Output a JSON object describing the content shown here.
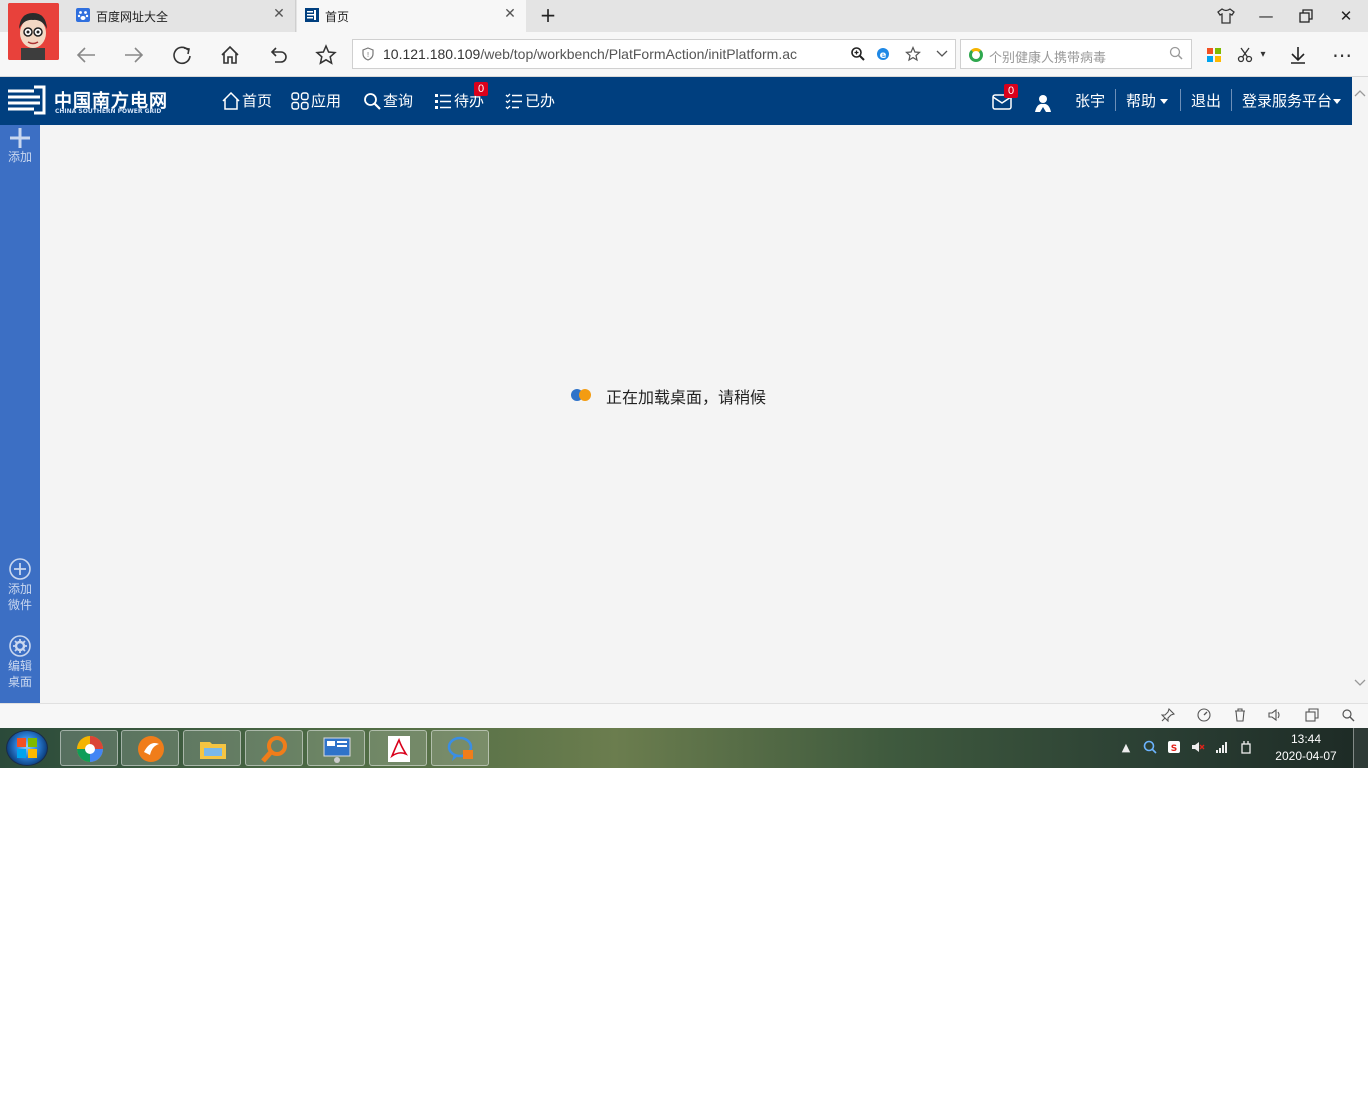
{
  "browser": {
    "tabs": [
      {
        "label": "百度网址大全",
        "active": false
      },
      {
        "label": "首页",
        "active": true
      }
    ],
    "new_tab": "+",
    "url": {
      "host": "10.121.180.109",
      "path": "/web/top/workbench/PlatFormAction/initPlatform.ac"
    },
    "search_placeholder": "个别健康人携带病毒"
  },
  "app": {
    "brand": {
      "name": "中国南方电网",
      "name_en": "CHINA SOUTHERN POWER GRID"
    },
    "menu": [
      {
        "label": "首页",
        "icon": "home-icon"
      },
      {
        "label": "应用",
        "icon": "apps-grid-icon"
      },
      {
        "label": "查询",
        "icon": "search-icon"
      },
      {
        "label": "待办",
        "icon": "todo-list-icon",
        "badge": "0"
      },
      {
        "label": "已办",
        "icon": "done-list-icon"
      }
    ],
    "mail_badge": "0",
    "user_name": "张宇",
    "help_label": "帮助",
    "logout_label": "退出",
    "platform_label": "登录服务平台"
  },
  "sidebar": {
    "add_label": "添加",
    "add_widget_label": "添加微件",
    "add_widget_line1": "添加",
    "add_widget_line2": "微件",
    "edit_desktop_line1": "编辑",
    "edit_desktop_line2": "桌面"
  },
  "main": {
    "loading_text": "正在加载桌面，请稍候"
  },
  "taskbar": {
    "time": "13:44",
    "date": "2020-04-07"
  },
  "colors": {
    "header_bg": "#003f7f",
    "rail_bg": "#3c6fc4",
    "content_bg": "#f4f4f4",
    "badge": "#d9001b",
    "loader_blue": "#2f73c9",
    "loader_orange": "#f39c12"
  }
}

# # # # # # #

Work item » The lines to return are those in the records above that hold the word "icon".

Task output »
        "icon": "home-icon"
        "icon": "apps-grid-icon"
        "icon": "search-icon"
        "icon": "todo-list-icon",
        "icon": "done-list-icon"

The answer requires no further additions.